Race massacre commission’s lack of transparency and inclusion causes concern in community

by Staff Writer Deon Griggs

In July of 2016, Senator Kevin Matthews announced the Tulsa Race Massacre Commission’s proposal. This commission’s primary goal was to educate the public at large about the Tulsa Race Massacre of 1921, as well as the impact it had on the state and the nation. The commission also wished to establish the Greenwood district as a sought-after tourist destination. All of this would be made possible through a $25 million dollar investment, partly funded by the George Kaiser Family Foundation. Initially, the goal was set at $16 million, but additional needs were identified throughout the process. The investment was partly meant for projects that have remained unspecified, which include a 100 day series of city-wide events counting down to the centennial in 2021. “That may mean we have a day where we ask every church to do a certain thing. We may have a film screening of all of the different documentaries on the massacre all over the city… We may ask the ballet to participate. There will be so many different things, and that is all based on budget,” says Monica Basu, the senior program officer at the George Kaiser Family Foundation. The other portion has been allocated to revamping the current Greenwood Cultural Center, as well as the construction of a new building.

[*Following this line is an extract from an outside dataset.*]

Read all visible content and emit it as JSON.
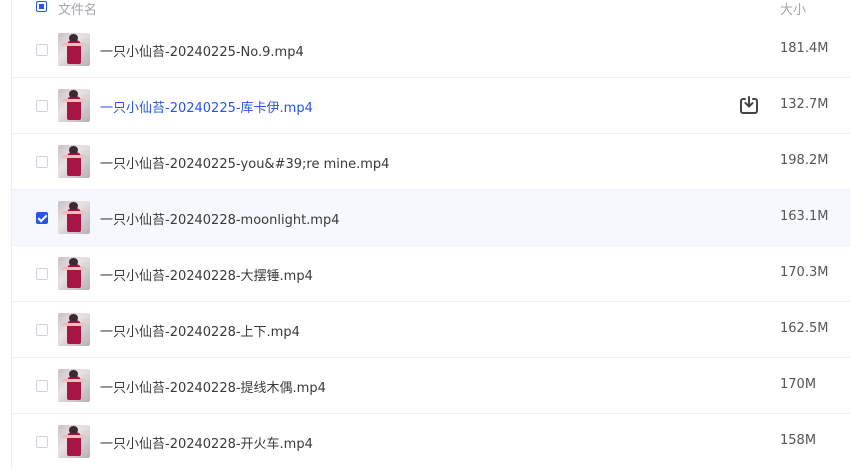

The commission is made up of three different parts: the leadership team, the advisory board, and the steering committee. While Matthews has stated that the steering committee is the decision-making body, he has also stated that the leadership team are the ones ultimately responsible for what and how the commission utilizes the investment. While it is clear who is on the steering committee, the specific members of the leadership team is still shrouded in mystery. Coupled with the fact that practically all of the meetings of the commission have been close- door, concerns regarding the lack of transparency and exclusion of voices from the community have been made clear.

On May 9th, 2019, the commission hosted their very first community meeting at which they shared what they had been working on with the community. This drew concern from many due to the fact that this was the first time most in attendance had heard about these committees, of which they were not asked to be a part. It appeared they had been making decisions on behalf of the community without the community. Others were worried about the rushed timeline.

After announcing one of their projects titled “Pathway to Hope”, a symbolic walk extending from John Hope Franklin Reconciliation Park to the Greenwood Cultural Center, Phil Armstrong, Chair of the Greenwood Cultural Center, revealed that the groundbreaking would be slated for May 30th, 2019, giving the community just 3 weeks to deliberate until the next community meeting on May 28th. Key community leaders including Tulsa City Councilor Vanessa Hall-Harper, Kristi Williams and State Representative Regina Goodwin refused to attend the groundbreaking in protest. Attempts to find out what steps the commission has taken to utilize the voice of the community have been met with deflection and stonewalling. Which raises the question: If the community is not included in the conversation, who really benefits from this investment?  

Illustration: Patrick Norman